Please report how many lines of the data include the word "category", with the number as the entire reply.
Source material below:
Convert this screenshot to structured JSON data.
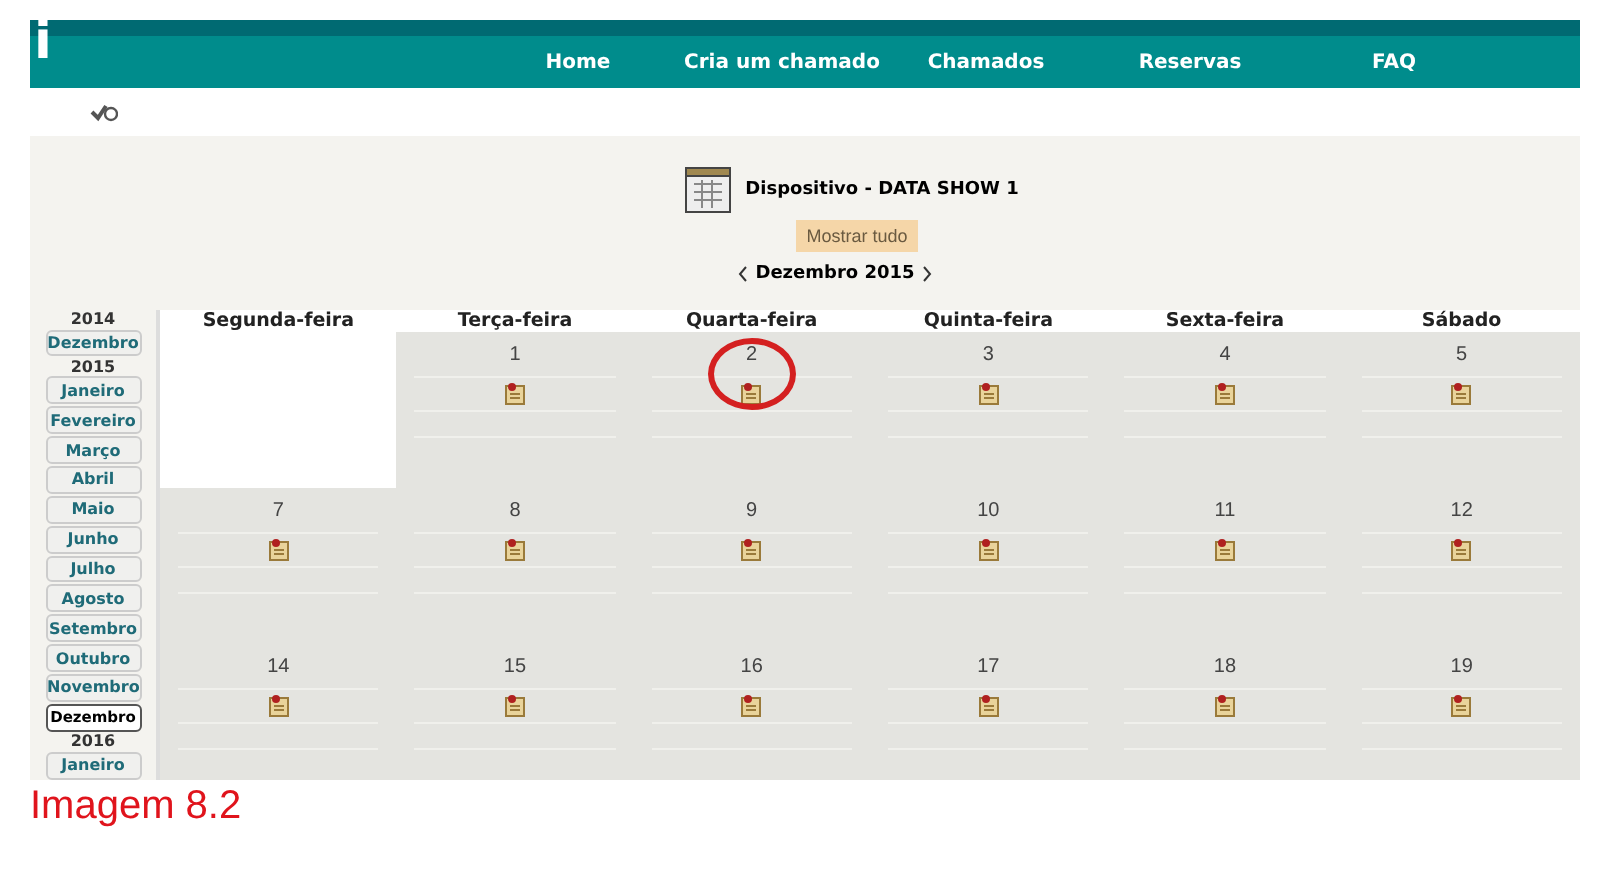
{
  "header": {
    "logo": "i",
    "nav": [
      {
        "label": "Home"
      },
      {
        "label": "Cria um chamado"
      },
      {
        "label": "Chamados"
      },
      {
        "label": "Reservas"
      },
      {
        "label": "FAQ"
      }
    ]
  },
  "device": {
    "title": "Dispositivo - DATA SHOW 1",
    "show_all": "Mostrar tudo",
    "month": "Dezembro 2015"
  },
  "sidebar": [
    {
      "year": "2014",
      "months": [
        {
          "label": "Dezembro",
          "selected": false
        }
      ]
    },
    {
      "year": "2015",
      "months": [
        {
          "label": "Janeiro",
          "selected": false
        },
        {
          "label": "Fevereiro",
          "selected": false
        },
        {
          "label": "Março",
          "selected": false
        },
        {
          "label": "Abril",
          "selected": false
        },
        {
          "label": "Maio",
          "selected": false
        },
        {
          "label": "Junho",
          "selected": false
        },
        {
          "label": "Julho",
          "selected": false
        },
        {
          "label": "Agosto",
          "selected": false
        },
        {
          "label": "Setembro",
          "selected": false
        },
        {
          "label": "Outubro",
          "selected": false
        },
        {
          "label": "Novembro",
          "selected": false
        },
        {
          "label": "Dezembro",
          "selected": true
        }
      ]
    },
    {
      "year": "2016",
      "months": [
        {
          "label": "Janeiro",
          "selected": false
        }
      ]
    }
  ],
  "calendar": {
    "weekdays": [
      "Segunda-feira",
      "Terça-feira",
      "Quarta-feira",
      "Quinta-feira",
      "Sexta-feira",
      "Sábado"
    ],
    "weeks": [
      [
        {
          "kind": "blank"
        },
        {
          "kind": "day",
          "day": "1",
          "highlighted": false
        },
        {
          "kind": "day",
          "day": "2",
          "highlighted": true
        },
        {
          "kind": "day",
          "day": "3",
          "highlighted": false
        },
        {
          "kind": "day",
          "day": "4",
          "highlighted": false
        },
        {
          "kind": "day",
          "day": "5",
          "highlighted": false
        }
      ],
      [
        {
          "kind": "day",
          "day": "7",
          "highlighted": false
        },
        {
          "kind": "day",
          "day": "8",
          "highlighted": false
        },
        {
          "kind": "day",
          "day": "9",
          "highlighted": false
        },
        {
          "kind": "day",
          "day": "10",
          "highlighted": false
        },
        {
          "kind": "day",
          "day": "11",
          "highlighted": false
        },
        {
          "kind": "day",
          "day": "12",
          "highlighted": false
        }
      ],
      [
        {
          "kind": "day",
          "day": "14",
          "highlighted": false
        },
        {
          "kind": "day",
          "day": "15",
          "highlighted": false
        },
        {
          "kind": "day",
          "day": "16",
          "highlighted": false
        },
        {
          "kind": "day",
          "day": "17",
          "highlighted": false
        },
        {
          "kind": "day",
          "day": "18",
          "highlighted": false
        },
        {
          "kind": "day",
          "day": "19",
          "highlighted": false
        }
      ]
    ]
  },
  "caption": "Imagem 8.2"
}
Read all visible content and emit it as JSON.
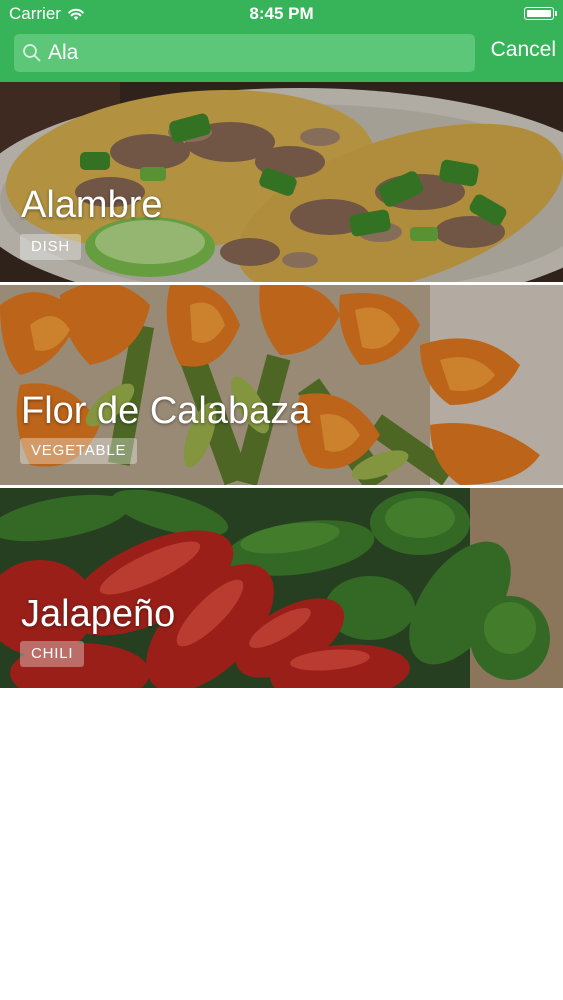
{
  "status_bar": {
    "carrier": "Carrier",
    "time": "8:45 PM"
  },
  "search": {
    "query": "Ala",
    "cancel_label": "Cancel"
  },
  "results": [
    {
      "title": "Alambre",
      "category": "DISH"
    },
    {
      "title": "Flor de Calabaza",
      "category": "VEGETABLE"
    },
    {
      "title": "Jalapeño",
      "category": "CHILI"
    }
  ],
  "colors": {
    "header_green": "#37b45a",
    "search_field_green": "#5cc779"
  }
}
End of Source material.
(Answer for this exercise) 3